“We already have our own family, but to move to that next step in the next five years, it just doesn’t seem possible,” says 32-year-old Caleb Hutton.
Hutton lives with his wife and three children in the basement of his parents’ home here in Picton.
The father of three owns a home recording studio and says business was booming. But once the pandemic hit, his goal of owning property became out of reach.
“With all of the pricing going up to 75 per cent higher, it got to a point where we weren’t available to purchase anything,” says Hutton.
Not only is it difficult to own affordable property, Hutton says renting a space with enough bedrooms for all of his children is near impossible.
He says that property management companies have been buying out spaces to turn them into Airbnbs for tourists, causing bidding wars for properties where he can’t compete.
“It’s getting to a point that there should be no more short-term rentals allowed in Prince Edward County for ‘x’ amount of years, until we get enough housing for everybody,” Hutton states.
Chuck Dowdall, executive director of the Prince Edward County Affordable Housing Corporation, says the county is in a crisis situation that is affecting every aspect of the region’s economy.

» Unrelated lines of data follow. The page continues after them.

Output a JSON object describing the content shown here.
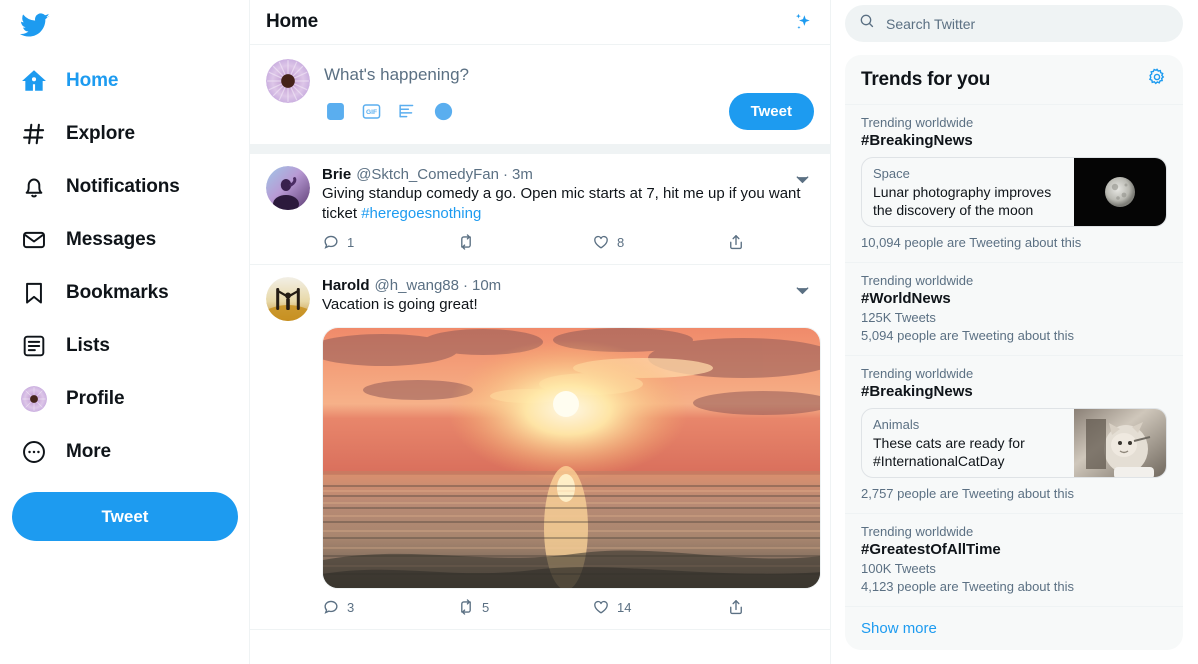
{
  "colors": {
    "brand": "#1d9bf0",
    "text": "#0f1419",
    "muted": "#5b7083",
    "divider": "#eff3f4",
    "panel_bg": "#f7f9f9"
  },
  "sidebar": {
    "logo": "twitter-bird-logo",
    "items": [
      {
        "label": "Home",
        "icon": "home-icon",
        "active": true
      },
      {
        "label": "Explore",
        "icon": "hashtag-icon",
        "active": false
      },
      {
        "label": "Notifications",
        "icon": "bell-icon",
        "active": false
      },
      {
        "label": "Messages",
        "icon": "envelope-icon",
        "active": false
      },
      {
        "label": "Bookmarks",
        "icon": "bookmark-icon",
        "active": false
      },
      {
        "label": "Lists",
        "icon": "list-icon",
        "active": false
      },
      {
        "label": "Profile",
        "icon": "profile-avatar-icon",
        "active": false
      },
      {
        "label": "More",
        "icon": "more-circle-icon",
        "active": false
      }
    ],
    "tweet_button": "Tweet"
  },
  "header": {
    "title": "Home",
    "sparkle_icon": "sparkle-icon"
  },
  "compose": {
    "avatar": "user-avatar-flower",
    "placeholder": "What's happening?",
    "icons": [
      {
        "name": "image-icon",
        "label": "Media"
      },
      {
        "name": "gif-icon",
        "label": "GIF"
      },
      {
        "name": "poll-icon",
        "label": "Poll"
      },
      {
        "name": "emoji-icon",
        "label": "Emoji"
      }
    ],
    "tweet_button": "Tweet"
  },
  "feed": {
    "tweets": [
      {
        "avatar": "brie-avatar",
        "name": "Brie",
        "handle": "@Sktch_ComedyFan",
        "separator": "·",
        "time": "3m",
        "text_before": "Giving standup comedy a go. Open mic starts at 7, hit me up if you want ticket ",
        "hashtag": "#heregoesnothing",
        "has_media": false,
        "actions": {
          "reply": "1",
          "retweet": "",
          "like": "8",
          "share": ""
        }
      },
      {
        "avatar": "harold-avatar",
        "name": "Harold",
        "handle": "@h_wang88",
        "separator": "·",
        "time": "10m",
        "text_before": "Vacation is going great!",
        "hashtag": "",
        "has_media": true,
        "media_alt": "sunset-over-ocean-photo",
        "actions": {
          "reply": "3",
          "retweet": "5",
          "like": "14",
          "share": ""
        }
      }
    ]
  },
  "search": {
    "placeholder": "Search Twitter",
    "value": "",
    "icon": "search-icon"
  },
  "trends": {
    "title": "Trends for you",
    "settings_icon": "gear-icon",
    "show_more": "Show more",
    "items": [
      {
        "category": "Trending worldwide",
        "tag": "#BreakingNews",
        "tweet_count": "",
        "people": "10,094 people are Tweeting about this",
        "card": {
          "category": "Space",
          "title": "Lunar photography improves the discovery of the moon",
          "image": "moon-photo"
        }
      },
      {
        "category": "Trending worldwide",
        "tag": "#WorldNews",
        "tweet_count": "125K Tweets",
        "people": "5,094 people are Tweeting about this",
        "card": null
      },
      {
        "category": "Trending worldwide",
        "tag": "#BreakingNews",
        "tweet_count": "",
        "people": "2,757 people are Tweeting about this",
        "card": {
          "category": "Animals",
          "title": "These cats are ready for #InternationalCatDay",
          "image": "cat-photo"
        }
      },
      {
        "category": "Trending worldwide",
        "tag": "#GreatestOfAllTime",
        "tweet_count": "100K Tweets",
        "people": "4,123 people are Tweeting about this",
        "card": null
      }
    ]
  }
}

“You’re looking at average house prices now in the county, $900,000 for the average price of a home,” says Dowdall.
As bad as that sounds, Dowdall says that the bigger pressure point is on affordable rental units.
The average market rent for a one-bedroom going in the region renting is at about $1,400 per month and a three-bedroom, which people like Hutton are looking for, is priced anywhere from $2,500 to $3,200 per month.
Dowdall says his organization is working to inject immediate affordable housing in the area, and while the municipality works to resolve the issue, residents eagerly await relief.